Jenny Hocking, Monash University
This is an edited extract from The Palace Letters: The Queen, the governor-general, and the plot to dismiss Gough Whitlam by Jenny Hocking.
It was cold, mid-winter in Canberra, when I returned to the National Archives in mid-2019 searching for more documents, scouring through the accession records for Sir John Kerr’s papers, where, I told myself, even the most obscure files might turn up something important, something I had never imagined.
And then, quite suddenly, one of them did.
As I waited for the High Court to consider my application for special leave, a file containing letters between Kerr and the queen’s private secretary after Kerr had left office landed in my inbox.
I had requested this file, with the arresting title “Buckingham Palace”, eight years earlier, after which it had disappeared into the archival limbo of “withheld pending advice”.
It suddenly reappeared in a “decision on access” email, with no explanation for the eight-year delay, with its cache of letters providing a jaw-dropping account of royal intervention in Kerr’s autobiography, Matters for Judgment, which was soon to be released.
The supportive exchanges between Kerr, Prince Charles and the queen and [her private secretary, Sir Martin] Charteris, which had been so welcome before the dismissal, soon became a major concern for the palace, which feared losing control of both the increasingly erratic Kerr and their letters.
As the outcry over the dismissal showed no sign of abating even a year later, including demonstrations and angry placards, and paint thrown at the vice-regal Rolls-Royce, pressure was building on Kerr to resign.
Under siege, he began to agitate for the release of the palace letters, which he felt would bolster support for his actions. This began with careless comments about the letters and “the attitude of the Palace” at the time of the dismissal to friends and colleagues.
Word of Kerr’s indiscretion, his boasting of the queen’s approval of “the way that I am going about things”, soon reached the palace itself, to great alarm. It grew to a crescendo soon after Kerr’s resignation as governor-general took effect in December 1977, with his visit to the queen’s new private secretary, Sir Philip Moore, to plead his case for the release of the letters.
Kerr was intent on using the letters to garner support for his action in dismissing Whitlam if he possibly could – and what better place to do it than in his autobiography, which he was finalising in self-imposed exile in England? His book was being eagerly, and in some quarters nervously, awaited, since Kerr was loudly proclaiming that he would now report “the facts of the happenings of 1975 […] in the interests of truth”.
With publication looming, and with it the prospect that Kerr might reveal their secret discussions, the queen’s private secretary contacted Kerr directly and asked for a copy of his draft manuscript.
“Buckingham Palace has evinced an interest in the manuscript and all parts of it which touch directly upon the Queen’s position and the Palace’s position will need to be thought about,” Kerr wrote to his lawyers in Sydney. Kerr dutifully sent his manuscript to the queen’s private secretary, and it was soon “in safe keeping now at Buckingham Palace”.
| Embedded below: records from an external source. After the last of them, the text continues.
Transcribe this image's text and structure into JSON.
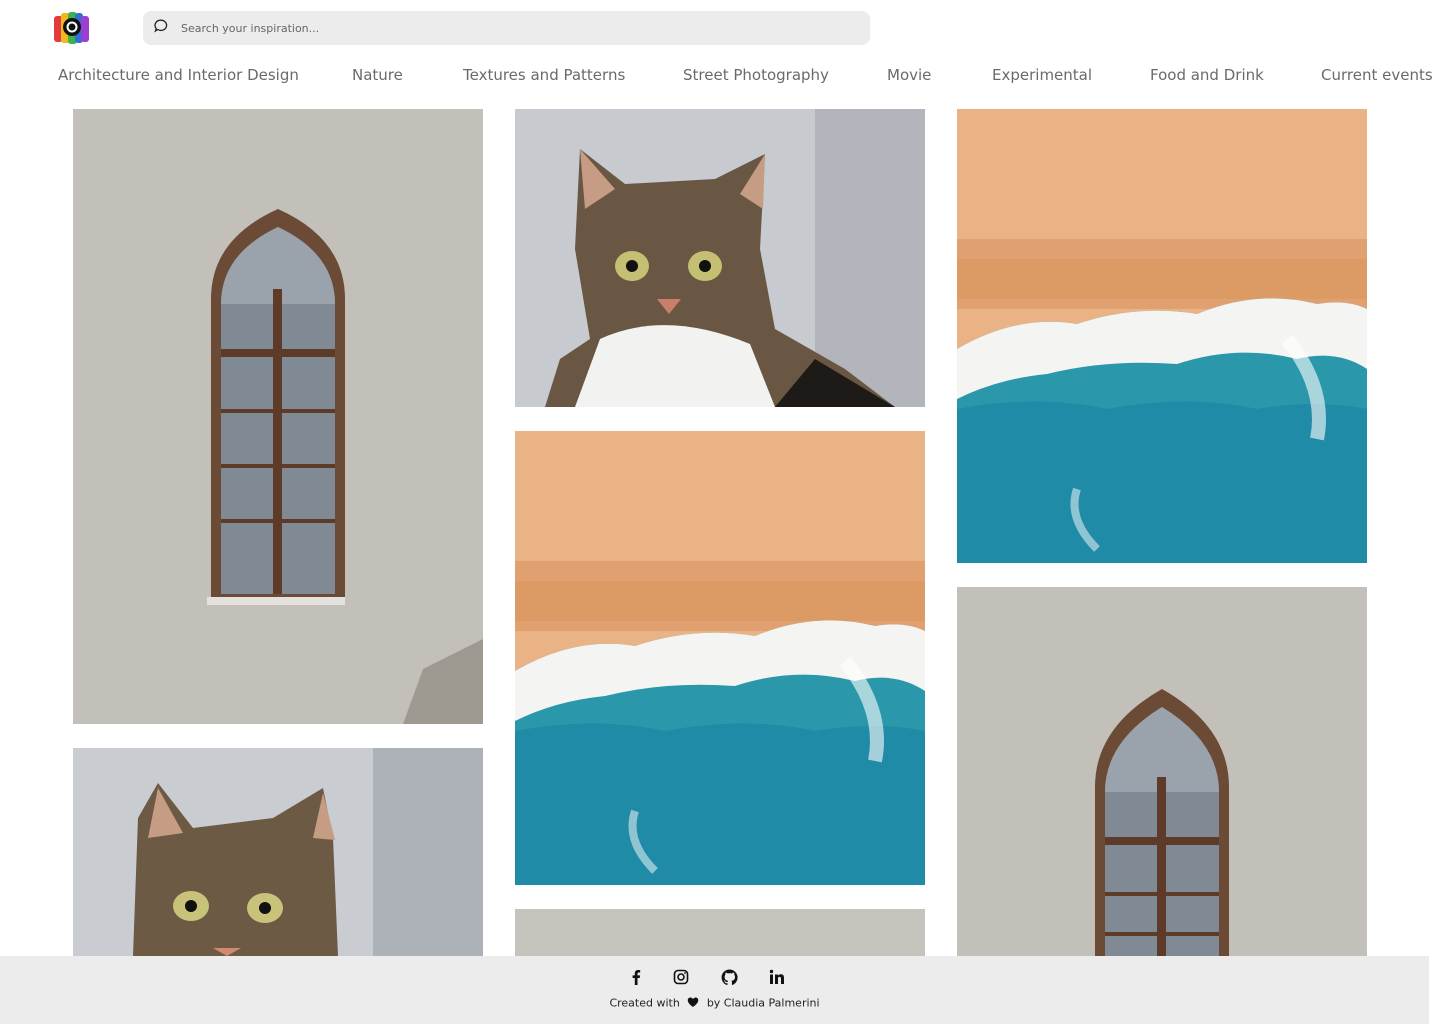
{
  "header": {
    "logo": "camera-logo-icon",
    "search": {
      "placeholder": "Search your inspiration...",
      "value": "",
      "icon": "search-bubble-icon"
    }
  },
  "nav": {
    "items": [
      {
        "label": "Architecture and Interior Design"
      },
      {
        "label": "Nature"
      },
      {
        "label": "Textures and Patterns"
      },
      {
        "label": "Street Photography"
      },
      {
        "label": "Movie"
      },
      {
        "label": "Experimental"
      },
      {
        "label": "Food and Drink"
      },
      {
        "label": "Current events"
      }
    ]
  },
  "gallery": {
    "columns": [
      [
        "window-photo",
        "cat-photo"
      ],
      [
        "cat-photo",
        "beach-photo",
        "window-photo"
      ],
      [
        "beach-photo",
        "window-photo"
      ]
    ]
  },
  "footer": {
    "icons": [
      "facebook-icon",
      "instagram-icon",
      "github-icon",
      "linkedin-icon"
    ],
    "credit_prefix": "Created with",
    "credit_suffix": "by Claudia Palmerini",
    "heart": "heart-icon"
  },
  "colors": {
    "nav_text": "#6a6a6a",
    "search_bg": "#ececec",
    "footer_bg": "#ececec",
    "wall": "#c7c4be",
    "sand": "#e8b184",
    "sea": "#1f8ea6"
  }
}
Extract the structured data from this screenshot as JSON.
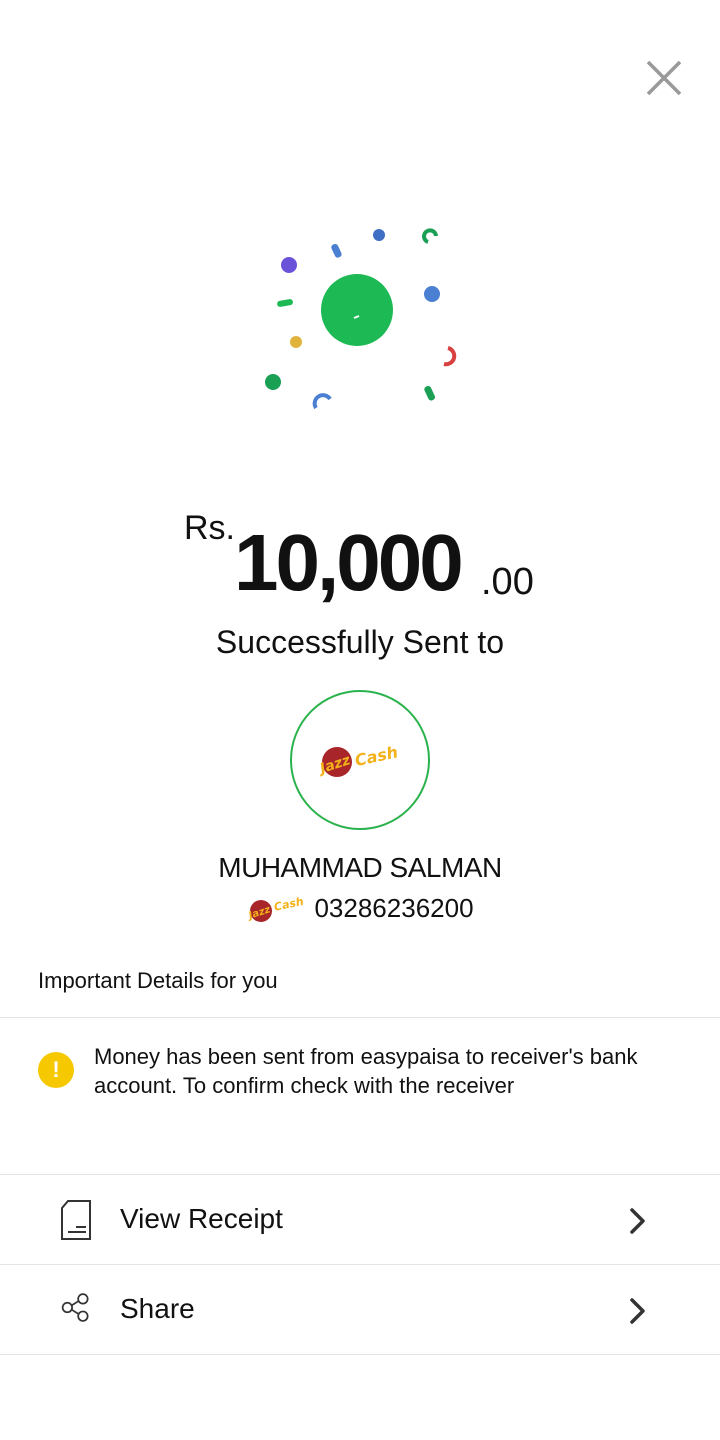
{
  "close": {
    "icon": "close-icon"
  },
  "amount": {
    "currency": "Rs.",
    "whole": "10,000",
    "decimal": ".00"
  },
  "status": "Successfully Sent to",
  "recipient": {
    "logo": "jazzcash-logo",
    "name": "MUHAMMAD SALMAN",
    "account": "03286236200"
  },
  "details": {
    "title": "Important Details for you",
    "notice": "Money has been sent from easypaisa to receiver's bank account. To confirm check with the receiver"
  },
  "actions": [
    {
      "label": "View Receipt",
      "icon": "receipt-icon"
    },
    {
      "label": "Share",
      "icon": "share-icon"
    }
  ],
  "colors": {
    "accent_green": "#1db954",
    "warning_yellow": "#f6c800",
    "divider": "#e4e4e4"
  }
}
“It will make fascinating reading,” Moore assured him, “I will get into [sic] touch with you again as soon as I have finished it.”
Moore’s brief comment on the book arrived three weeks later, and if you thought the historical dissembling about the dismissal must eventually reach a natural end, think again.
The queen’s private secretary thanked Kerr for excising any references to his discussions with Charteris about “the controversy”:
I am grateful to you for being so scrupulous in omitting any reference to the informal exchanges which you had with Martin Charteris. I know that you have throughout been anxious to keep The Queen out of the controversy and I much appreciate the way in which you have achieved this in the book.
Which shows Kerr to be as unreliable in print as he was in office.
Kerr could scarcely hide his delight at this royal approbation of his expurgated history:
I did my very best of course to omit any reference to the exchanges between Martin Charteris and myself. It is particularly gratifying to me to know that the result is satisfactory.
These letters not only confirm Kerr was in contact with Charteris regarding the dismissal, but they also reveal that the palace and Kerr then agreed to keep these “exchanges” hidden by omitting any mention of them in Kerr’s “autobiography”.
Matters for Judgment duly contained no mention of his “informal exchanges” with Charteris, nor any details of Charteris’s “illuminating observations” and “advice to me on dismissal” that Kerr had noted in his journal.
Despite Kerr’s claims his book would present “the truth” and “facts” about the events of November 1975, it was a tawdry exercise in historical distortion by omission – a royal whitewash of history.
Most shocking in this latest revelation of ongoing royal intrigue was the clear example it provided of the mechanism through which the secrecy that drove the dismissal – the collusion of Kerr with others, and his deception of the prime minister – continued in the construction of its history. It shows the involvement of the palace in the construction of a flawed and filtered history about one of the most contentious episodes in Australia’s history.
It was a shameful episode in that shared history, the details of which were still emerging.
‘Palace letters’ reveal the palace’s fingerprints on the dismissal of the Whitlam government
Jenny Hocking, Emeritus Professor, Monash University
This article is republished from The Conversation under a Creative Commons license. Read the original article.